Content starts

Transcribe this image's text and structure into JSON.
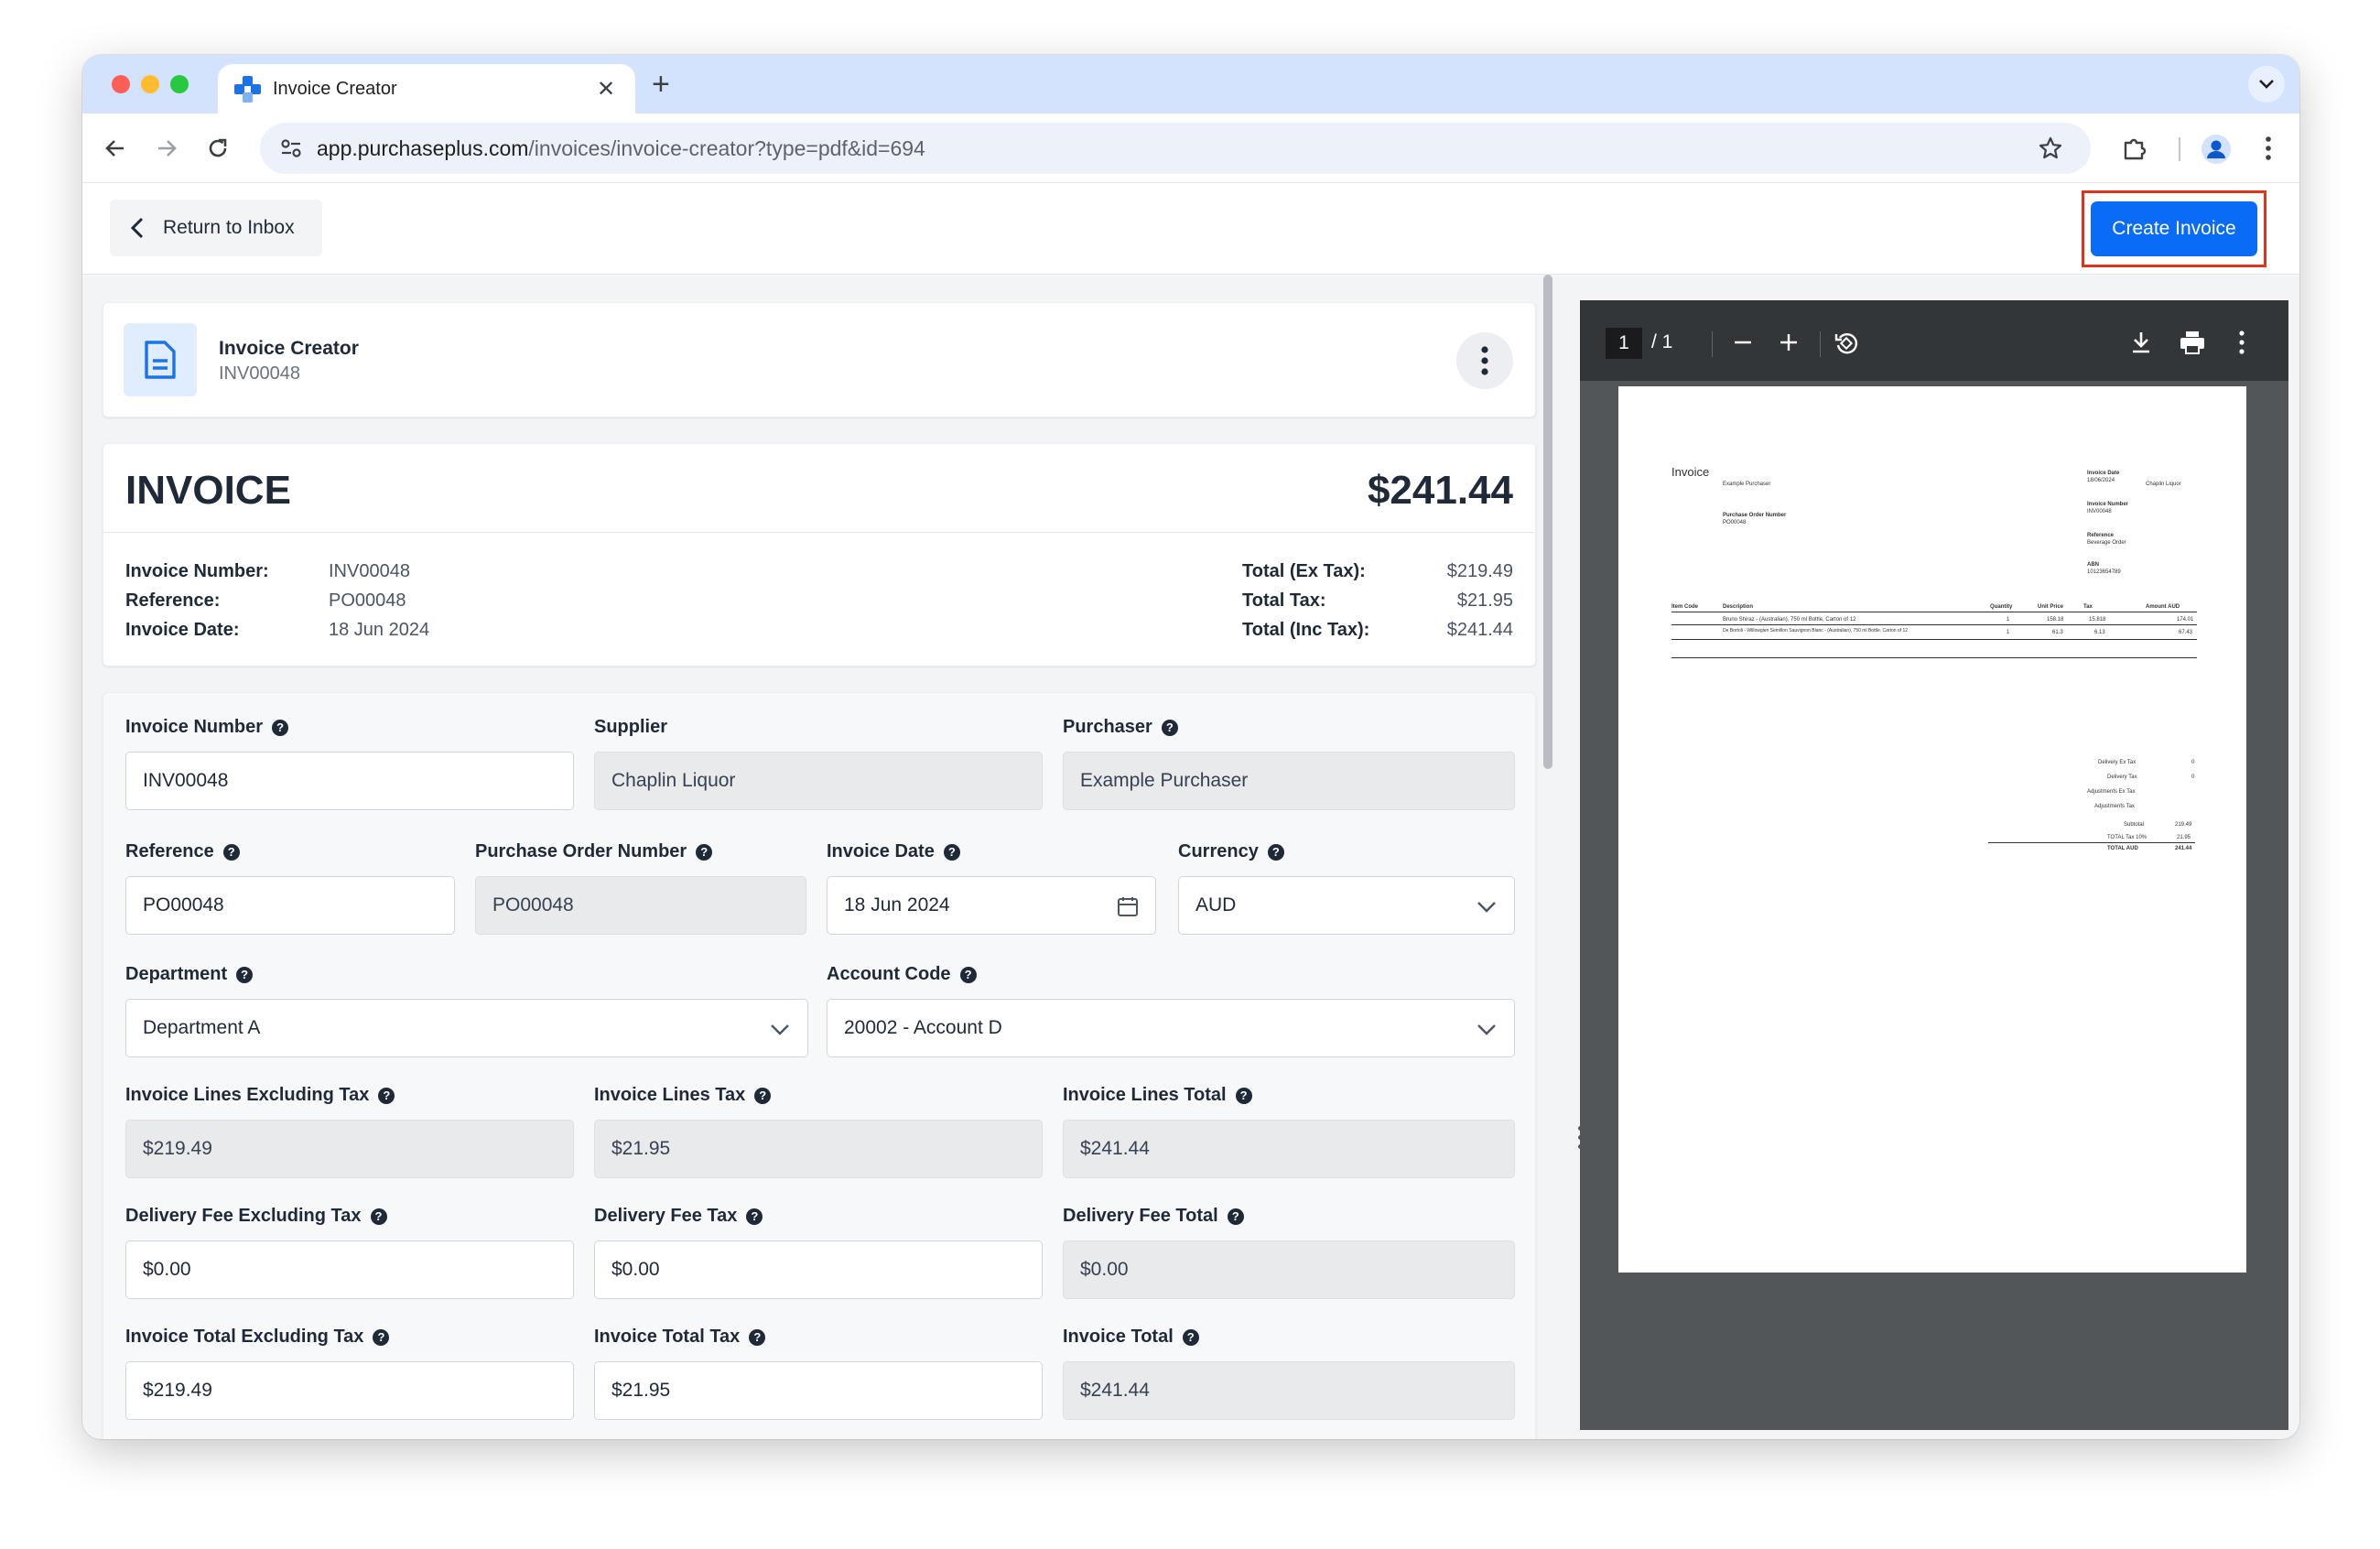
{
  "browser": {
    "tab_title": "Invoice Creator",
    "url_host": "app.purchaseplus.com",
    "url_path": "/invoices/invoice-creator?type=pdf&id=694"
  },
  "header": {
    "return_label": "Return to Inbox",
    "create_label": "Create Invoice"
  },
  "invoice_header": {
    "title": "Invoice Creator",
    "subtitle": "INV00048"
  },
  "summary": {
    "title": "INVOICE",
    "total": "$241.44",
    "left": [
      {
        "label": "Invoice Number:",
        "value": "INV00048"
      },
      {
        "label": "Reference:",
        "value": "PO00048"
      },
      {
        "label": "Invoice Date:",
        "value": "18 Jun 2024"
      }
    ],
    "right": [
      {
        "label": "Total (Ex Tax):",
        "value": "$219.49"
      },
      {
        "label": "Total Tax:",
        "value": "$21.95"
      },
      {
        "label": "Total (Inc Tax):",
        "value": "$241.44"
      }
    ]
  },
  "form": {
    "invoice_number": {
      "label": "Invoice Number",
      "value": "INV00048"
    },
    "supplier": {
      "label": "Supplier",
      "value": "Chaplin Liquor"
    },
    "purchaser": {
      "label": "Purchaser",
      "value": "Example Purchaser"
    },
    "reference": {
      "label": "Reference",
      "value": "PO00048"
    },
    "po_number": {
      "label": "Purchase Order Number",
      "value": "PO00048"
    },
    "invoice_date": {
      "label": "Invoice Date",
      "value": "18 Jun 2024"
    },
    "currency": {
      "label": "Currency",
      "value": "AUD"
    },
    "department": {
      "label": "Department",
      "value": "Department A"
    },
    "account_code": {
      "label": "Account Code",
      "value": "20002 - Account D"
    },
    "lines_ex_tax": {
      "label": "Invoice Lines Excluding Tax",
      "value": "$219.49"
    },
    "lines_tax": {
      "label": "Invoice Lines Tax",
      "value": "$21.95"
    },
    "lines_total": {
      "label": "Invoice Lines Total",
      "value": "$241.44"
    },
    "delivery_ex_tax": {
      "label": "Delivery Fee Excluding Tax",
      "value": "$0.00"
    },
    "delivery_tax": {
      "label": "Delivery Fee Tax",
      "value": "$0.00"
    },
    "delivery_total": {
      "label": "Delivery Fee Total",
      "value": "$0.00"
    },
    "total_ex_tax": {
      "label": "Invoice Total Excluding Tax",
      "value": "$219.49"
    },
    "total_tax": {
      "label": "Invoice Total Tax",
      "value": "$21.95"
    },
    "total": {
      "label": "Invoice Total",
      "value": "$241.44"
    }
  },
  "pdf": {
    "page_current": "1",
    "page_total": "/ 1",
    "doc": {
      "title": "Invoice",
      "purchaser": "Example Purchaser",
      "po_label": "Purchase Order Number",
      "po_value": "PO00048",
      "date_label": "Invoice Date",
      "date_value": "18/06/2024",
      "supplier": "Chaplin Liquor",
      "num_label": "Invoice Number",
      "num_value": "INV00048",
      "ref_label": "Reference",
      "ref_value": "Beverage Order",
      "abn_label": "ABN",
      "abn_value": "10123654789",
      "cols": [
        "Item Code",
        "Description",
        "Quantity",
        "Unit Price",
        "Tax",
        "Amount AUD"
      ],
      "rows": [
        [
          "",
          "Bruno Shiraz - (Australian), 750 ml Bottle, Carton of 12",
          "1",
          "158.18",
          "15.818",
          "174.01"
        ],
        [
          "",
          "De Bortoli - Willowglen Semillon Sauvignon Blanc - (Australian), 750 ml Bottle, Carton of 12",
          "1",
          "61.3",
          "6.13",
          "67.43"
        ]
      ],
      "totals": [
        {
          "label": "Delivery Ex Tax",
          "value": "0"
        },
        {
          "label": "Delivery Tax",
          "value": "0"
        },
        {
          "label": "Adjustments Ex Tax",
          "value": ""
        },
        {
          "label": "Adjustments Tax",
          "value": ""
        },
        {
          "label": "Subtotal",
          "value": "219.49"
        },
        {
          "label": "TOTAL Tax 10%",
          "value": "21.95"
        },
        {
          "label": "TOTAL AUD",
          "value": "241.44"
        }
      ]
    }
  },
  "colors": {
    "primary": "#0a6cf5",
    "highlight_frame": "#e0331b",
    "tabstrip": "#d3e3fd"
  }
}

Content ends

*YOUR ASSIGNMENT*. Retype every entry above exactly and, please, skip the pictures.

*RESULT BELOW*.
Transcribe this image's text and structure into JSON.
{
  "browser": {
    "tab_title": "Invoice Creator",
    "url_host": "app.purchaseplus.com",
    "url_path": "/invoices/invoice-creator?type=pdf&id=694"
  },
  "header": {
    "return_label": "Return to Inbox",
    "create_label": "Create Invoice"
  },
  "invoice_header": {
    "title": "Invoice Creator",
    "subtitle": "INV00048"
  },
  "summary": {
    "title": "INVOICE",
    "total": "$241.44",
    "left": [
      {
        "label": "Invoice Number:",
        "value": "INV00048"
      },
      {
        "label": "Reference:",
        "value": "PO00048"
      },
      {
        "label": "Invoice Date:",
        "value": "18 Jun 2024"
      }
    ],
    "right": [
      {
        "label": "Total (Ex Tax):",
        "value": "$219.49"
      },
      {
        "label": "Total Tax:",
        "value": "$21.95"
      },
      {
        "label": "Total (Inc Tax):",
        "value": "$241.44"
      }
    ]
  },
  "form": {
    "invoice_number": {
      "label": "Invoice Number",
      "value": "INV00048"
    },
    "supplier": {
      "label": "Supplier",
      "value": "Chaplin Liquor"
    },
    "purchaser": {
      "label": "Purchaser",
      "value": "Example Purchaser"
    },
    "reference": {
      "label": "Reference",
      "value": "PO00048"
    },
    "po_number": {
      "label": "Purchase Order Number",
      "value": "PO00048"
    },
    "invoice_date": {
      "label": "Invoice Date",
      "value": "18 Jun 2024"
    },
    "currency": {
      "label": "Currency",
      "value": "AUD"
    },
    "department": {
      "label": "Department",
      "value": "Department A"
    },
    "account_code": {
      "label": "Account Code",
      "value": "20002 - Account D"
    },
    "lines_ex_tax": {
      "label": "Invoice Lines Excluding Tax",
      "value": "$219.49"
    },
    "lines_tax": {
      "label": "Invoice Lines Tax",
      "value": "$21.95"
    },
    "lines_total": {
      "label": "Invoice Lines Total",
      "value": "$241.44"
    },
    "delivery_ex_tax": {
      "label": "Delivery Fee Excluding Tax",
      "value": "$0.00"
    },
    "delivery_tax": {
      "label": "Delivery Fee Tax",
      "value": "$0.00"
    },
    "delivery_total": {
      "label": "Delivery Fee Total",
      "value": "$0.00"
    },
    "total_ex_tax": {
      "label": "Invoice Total Excluding Tax",
      "value": "$219.49"
    },
    "total_tax": {
      "label": "Invoice Total Tax",
      "value": "$21.95"
    },
    "total": {
      "label": "Invoice Total",
      "value": "$241.44"
    }
  },
  "pdf": {
    "page_current": "1",
    "page_total": "/ 1",
    "doc": {
      "title": "Invoice",
      "purchaser": "Example Purchaser",
      "po_label": "Purchase Order Number",
      "po_value": "PO00048",
      "date_label": "Invoice Date",
      "date_value": "18/06/2024",
      "supplier": "Chaplin Liquor",
      "num_label": "Invoice Number",
      "num_value": "INV00048",
      "ref_label": "Reference",
      "ref_value": "Beverage Order",
      "abn_label": "ABN",
      "abn_value": "10123654789",
      "cols": [
        "Item Code",
        "Description",
        "Quantity",
        "Unit Price",
        "Tax",
        "Amount AUD"
      ],
      "rows": [
        [
          "",
          "Bruno Shiraz - (Australian), 750 ml Bottle, Carton of 12",
          "1",
          "158.18",
          "15.818",
          "174.01"
        ],
        [
          "",
          "De Bortoli - Willowglen Semillon Sauvignon Blanc - (Australian), 750 ml Bottle, Carton of 12",
          "1",
          "61.3",
          "6.13",
          "67.43"
        ]
      ],
      "totals": [
        {
          "label": "Delivery Ex Tax",
          "value": "0"
        },
        {
          "label": "Delivery Tax",
          "value": "0"
        },
        {
          "label": "Adjustments Ex Tax",
          "value": ""
        },
        {
          "label": "Adjustments Tax",
          "value": ""
        },
        {
          "label": "Subtotal",
          "value": "219.49"
        },
        {
          "label": "TOTAL Tax 10%",
          "value": "21.95"
        },
        {
          "label": "TOTAL AUD",
          "value": "241.44"
        }
      ]
    }
  },
  "colors": {
    "primary": "#0a6cf5",
    "highlight_frame": "#e0331b",
    "tabstrip": "#d3e3fd"
  }
}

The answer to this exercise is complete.